**PROBLEM STATEMENT**
Having read the entries, repeat all of them exactly.

Data about app and page elements
********************
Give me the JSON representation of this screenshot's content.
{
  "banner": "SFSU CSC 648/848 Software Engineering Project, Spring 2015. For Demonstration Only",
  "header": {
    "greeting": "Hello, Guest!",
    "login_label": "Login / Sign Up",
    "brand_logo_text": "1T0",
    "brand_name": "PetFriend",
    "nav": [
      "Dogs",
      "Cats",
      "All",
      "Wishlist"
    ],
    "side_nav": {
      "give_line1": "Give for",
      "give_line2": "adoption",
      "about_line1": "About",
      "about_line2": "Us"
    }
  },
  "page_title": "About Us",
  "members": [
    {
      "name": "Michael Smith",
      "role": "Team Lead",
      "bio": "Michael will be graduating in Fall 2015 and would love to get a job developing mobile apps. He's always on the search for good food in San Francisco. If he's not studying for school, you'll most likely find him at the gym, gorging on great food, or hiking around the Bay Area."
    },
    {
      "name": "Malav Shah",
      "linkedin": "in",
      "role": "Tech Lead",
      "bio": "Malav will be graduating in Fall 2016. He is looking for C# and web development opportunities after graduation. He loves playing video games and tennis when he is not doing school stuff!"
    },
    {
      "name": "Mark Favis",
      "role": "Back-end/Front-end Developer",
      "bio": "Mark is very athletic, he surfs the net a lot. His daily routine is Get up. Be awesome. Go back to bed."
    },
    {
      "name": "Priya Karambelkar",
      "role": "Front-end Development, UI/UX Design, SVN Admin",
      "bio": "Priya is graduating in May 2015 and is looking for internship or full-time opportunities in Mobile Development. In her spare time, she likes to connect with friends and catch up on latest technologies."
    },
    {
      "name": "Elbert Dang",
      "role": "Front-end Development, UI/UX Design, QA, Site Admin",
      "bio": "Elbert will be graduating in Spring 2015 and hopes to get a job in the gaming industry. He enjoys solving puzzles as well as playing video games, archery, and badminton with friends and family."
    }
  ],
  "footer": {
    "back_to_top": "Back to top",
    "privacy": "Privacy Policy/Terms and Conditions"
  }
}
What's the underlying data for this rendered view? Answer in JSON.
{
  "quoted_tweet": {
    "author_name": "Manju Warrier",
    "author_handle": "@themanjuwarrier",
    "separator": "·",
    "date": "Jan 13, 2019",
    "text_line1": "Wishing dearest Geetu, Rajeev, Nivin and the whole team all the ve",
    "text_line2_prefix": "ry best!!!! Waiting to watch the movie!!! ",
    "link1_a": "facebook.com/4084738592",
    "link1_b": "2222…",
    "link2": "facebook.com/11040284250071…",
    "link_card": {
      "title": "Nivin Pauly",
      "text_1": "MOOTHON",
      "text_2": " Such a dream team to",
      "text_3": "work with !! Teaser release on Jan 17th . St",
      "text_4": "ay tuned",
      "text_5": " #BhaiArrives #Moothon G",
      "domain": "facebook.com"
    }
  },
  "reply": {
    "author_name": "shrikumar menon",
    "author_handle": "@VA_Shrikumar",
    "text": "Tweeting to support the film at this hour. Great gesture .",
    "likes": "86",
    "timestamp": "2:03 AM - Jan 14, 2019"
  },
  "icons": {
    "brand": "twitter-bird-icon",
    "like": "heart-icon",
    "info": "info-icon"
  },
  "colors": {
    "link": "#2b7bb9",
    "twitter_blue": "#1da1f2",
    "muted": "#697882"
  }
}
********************
**ANSWER SECTION**
Give me the JSON representation of this screenshot's content.
{
  "banner": "SFSU CSC 648/848 Software Engineering Project, Spring 2015. For Demonstration Only",
  "header": {
    "greeting": "Hello, Guest!",
    "login_label": "Login / Sign Up",
    "brand_logo_text": "1T0",
    "brand_name": "PetFriend",
    "nav": [
      "Dogs",
      "Cats",
      "All",
      "Wishlist"
    ],
    "side_nav": {
      "give_line1": "Give for",
      "give_line2": "adoption",
      "about_line1": "About",
      "about_line2": "Us"
    }
  },
  "page_title": "About Us",
  "members": [
    {
      "name": "Michael Smith",
      "role": "Team Lead",
      "bio": "Michael will be graduating in Fall 2015 and would love to get a job developing mobile apps. He's always on the search for good food in San Francisco. If he's not studying for school, you'll most likely find him at the gym, gorging on great food, or hiking around the Bay Area."
    },
    {
      "name": "Malav Shah",
      "linkedin": "in",
      "role": "Tech Lead",
      "bio": "Malav will be graduating in Fall 2016. He is looking for C# and web development opportunities after graduation. He loves playing video games and tennis when he is not doing school stuff!"
    },
    {
      "name": "Mark Favis",
      "role": "Back-end/Front-end Developer",
      "bio": "Mark is very athletic, he surfs the net a lot. His daily routine is Get up. Be awesome. Go back to bed."
    },
    {
      "name": "Priya Karambelkar",
      "role": "Front-end Development, UI/UX Design, SVN Admin",
      "bio": "Priya is graduating in May 2015 and is looking for internship or full-time opportunities in Mobile Development. In her spare time, she likes to connect with friends and catch up on latest technologies."
    },
    {
      "name": "Elbert Dang",
      "role": "Front-end Development, UI/UX Design, QA, Site Admin",
      "bio": "Elbert will be graduating in Spring 2015 and hopes to get a job in the gaming industry. He enjoys solving puzzles as well as playing video games, archery, and badminton with friends and family."
    }
  ],
  "footer": {
    "back_to_top": "Back to top",
    "privacy": "Privacy Policy/Terms and Conditions"
  }
}
What's the underlying data for this rendered view? Answer in JSON.
{
  "quoted_tweet": {
    "author_name": "Manju Warrier",
    "author_handle": "@themanjuwarrier",
    "separator": "·",
    "date": "Jan 13, 2019",
    "text_line1": "Wishing dearest Geetu, Rajeev, Nivin and the whole team all the ve",
    "text_line2_prefix": "ry best!!!! Waiting to watch the movie!!! ",
    "link1_a": "facebook.com/4084738592",
    "link1_b": "2222…",
    "link2": "facebook.com/11040284250071…",
    "link_card": {
      "title": "Nivin Pauly",
      "text_1": "MOOTHON",
      "text_2": " Such a dream team to",
      "text_3": "work with !! Teaser release on Jan 17th . St",
      "text_4": "ay tuned",
      "text_5": " #BhaiArrives #Moothon G",
      "domain": "facebook.com"
    }
  },
  "reply": {
    "author_name": "shrikumar menon",
    "author_handle": "@VA_Shrikumar",
    "text": "Tweeting to support the film at this hour. Great gesture .",
    "likes": "86",
    "timestamp": "2:03 AM - Jan 14, 2019"
  },
  "icons": {
    "brand": "twitter-bird-icon",
    "like": "heart-icon",
    "info": "info-icon"
  },
  "colors": {
    "link": "#2b7bb9",
    "twitter_blue": "#1da1f2",
    "muted": "#697882"
  }
}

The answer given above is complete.